Despite the hopes pinned on it, homeownership is currently too affected by racism at every turn to be an equalizer.
Authors from Shelterforce’s recent series about the racial wealth gap and other experts talk wealth building, wealth extraction, and the tools available to help close the gap.
We’ve been carrying out asset-building strategies for decades now, but the wealth gap has not shrunk. What needs to be done about it?
This set of federal tax policy recommendations could support first-time homebuyers, enable renters and owners to save money, and help close the wealth gap.
What explains the large disparity in Black and white student debt, and what can we do to address the student debt crisis and close the racial wealth gap?
Solutions to address racial wealth inequality have often focused on behavioral changes and individual choices, minimizing efforts to dismantle structural barriers to wealth accumulation for Black Americans.
Dorothy A. Brown’s The Whiteness of Wealth breaks down the deleterious effect our tax code has had on Black lives. Crown, 2021, 288 pp., $27 (hardcover); $17 (softcover).
In 2022, a government task force released an action plan about combating bias in the appraisal industry. How can CDFIs fight back against the damage caused by under-appraisals?
In a racist society, markets cause racist housing outcomes, but nonetheless the influence of land use regulation shouldn't be ignored.
In discussions around closing the racial wealth gap, we should be reminded that a very large portion of wealth gained by white Americans should be seen as ill-gotten.
Debt related to justice-system involvement falls most heavily on overpoliced communities, extracting wealth and preventing the building of more.
How can we get more accessory dwelling units built, keep them affordable, and make them forces for increasing racial equity?
Many Black churches in the U.S. are developing housing on their property, and becoming stronger activists in the fight for affordable housing.

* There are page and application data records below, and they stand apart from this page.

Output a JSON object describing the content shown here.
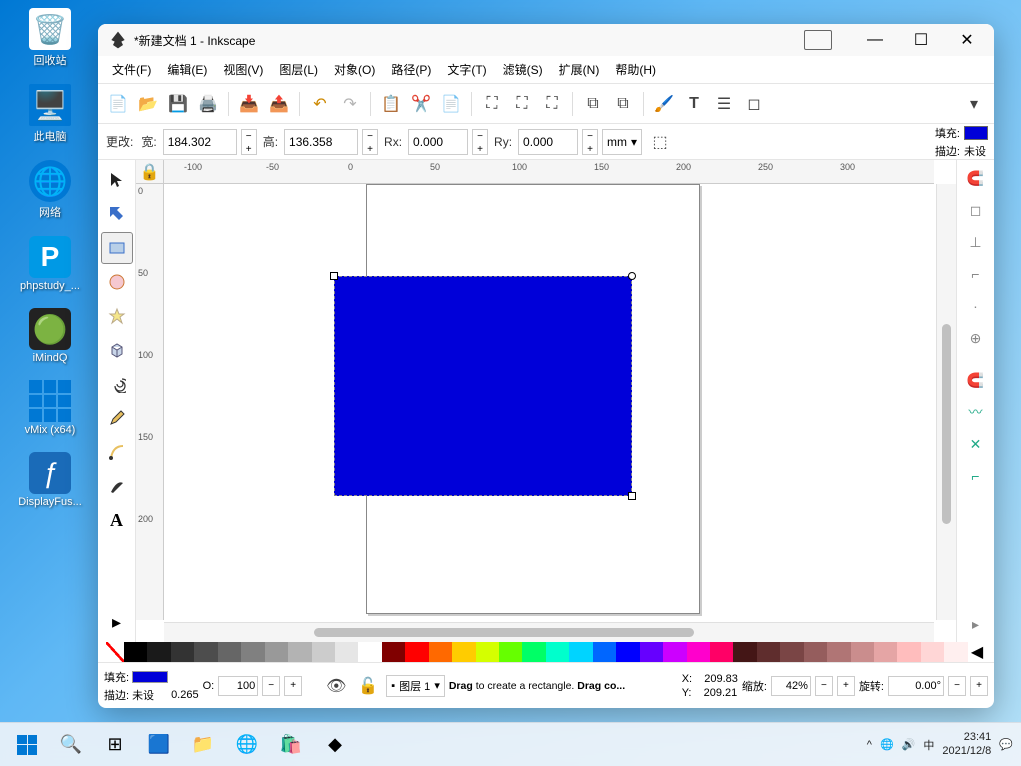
{
  "desktop": {
    "icons": [
      {
        "label": "回收站",
        "type": "recycle"
      },
      {
        "label": "此电脑",
        "type": "pc"
      },
      {
        "label": "网络",
        "type": "net"
      },
      {
        "label": "phpstudy_...",
        "type": "php"
      },
      {
        "label": "iMindQ",
        "type": "imind"
      },
      {
        "label": "vMix (x64)",
        "type": "vmix"
      },
      {
        "label": "DisplayFus...",
        "type": "df"
      }
    ]
  },
  "window": {
    "title": "*新建文档 1 - Inkscape"
  },
  "menu": {
    "file": "文件(F)",
    "edit": "编辑(E)",
    "view": "视图(V)",
    "layer": "图层(L)",
    "object": "对象(O)",
    "path": "路径(P)",
    "text": "文字(T)",
    "filters": "滤镜(S)",
    "extensions": "扩展(N)",
    "help": "帮助(H)"
  },
  "tool_options": {
    "change_label": "更改:",
    "w_label": "宽:",
    "w_value": "184.302",
    "h_label": "高:",
    "h_value": "136.358",
    "rx_label": "Rx:",
    "rx_value": "0.000",
    "ry_label": "Ry:",
    "ry_value": "0.000",
    "unit": "mm",
    "fill_label": "填充:",
    "fill_color": "#0000d9",
    "stroke_label": "描边:",
    "stroke_value": "未设"
  },
  "ruler_h": [
    "-100",
    "-50",
    "0",
    "50",
    "100",
    "150",
    "200",
    "250",
    "300"
  ],
  "ruler_v": [
    "0",
    "50",
    "100",
    "150",
    "200"
  ],
  "palette": [
    "#000000",
    "#1a1a1a",
    "#333333",
    "#4d4d4d",
    "#666666",
    "#808080",
    "#999999",
    "#b3b3b3",
    "#cccccc",
    "#e6e6e6",
    "#ffffff",
    "#800000",
    "#ff0000",
    "#ff6900",
    "#ffcc00",
    "#d4ff00",
    "#66ff00",
    "#00ff66",
    "#00ffcc",
    "#00d4ff",
    "#0066ff",
    "#0000ff",
    "#6600ff",
    "#cc00ff",
    "#ff00cc",
    "#ff0066",
    "#441616",
    "#5f2d2d",
    "#7a4545",
    "#955d5d",
    "#b07575",
    "#ca8d8d",
    "#e5a5a5",
    "#ffbdbd",
    "#ffd6d6",
    "#ffefef"
  ],
  "status": {
    "fill_label": "填充:",
    "fill_color": "#0000d9",
    "stroke_label": "描边:",
    "stroke_value": "未设",
    "stroke_width": "0.265",
    "opacity_label": "O:",
    "opacity": "100",
    "layer_label": "图层 1",
    "hint_drag": "Drag",
    "hint_text1": " to create a rectangle. ",
    "hint_dragco": "Drag co...",
    "x_label": "X:",
    "x_value": "209.83",
    "y_label": "Y:",
    "y_value": "209.21",
    "zoom_label": "缩放:",
    "zoom_value": "42%",
    "rotate_label": "旋转:",
    "rotate_value": "0.00°"
  },
  "taskbar": {
    "ime": "中",
    "time": "23:41",
    "date": "2021/12/8"
  }
}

Typical approaches to closing the racial wealth gap focus on ways to help Black households build wealth. But for that to stick, we must also stop siphoning their wealth away.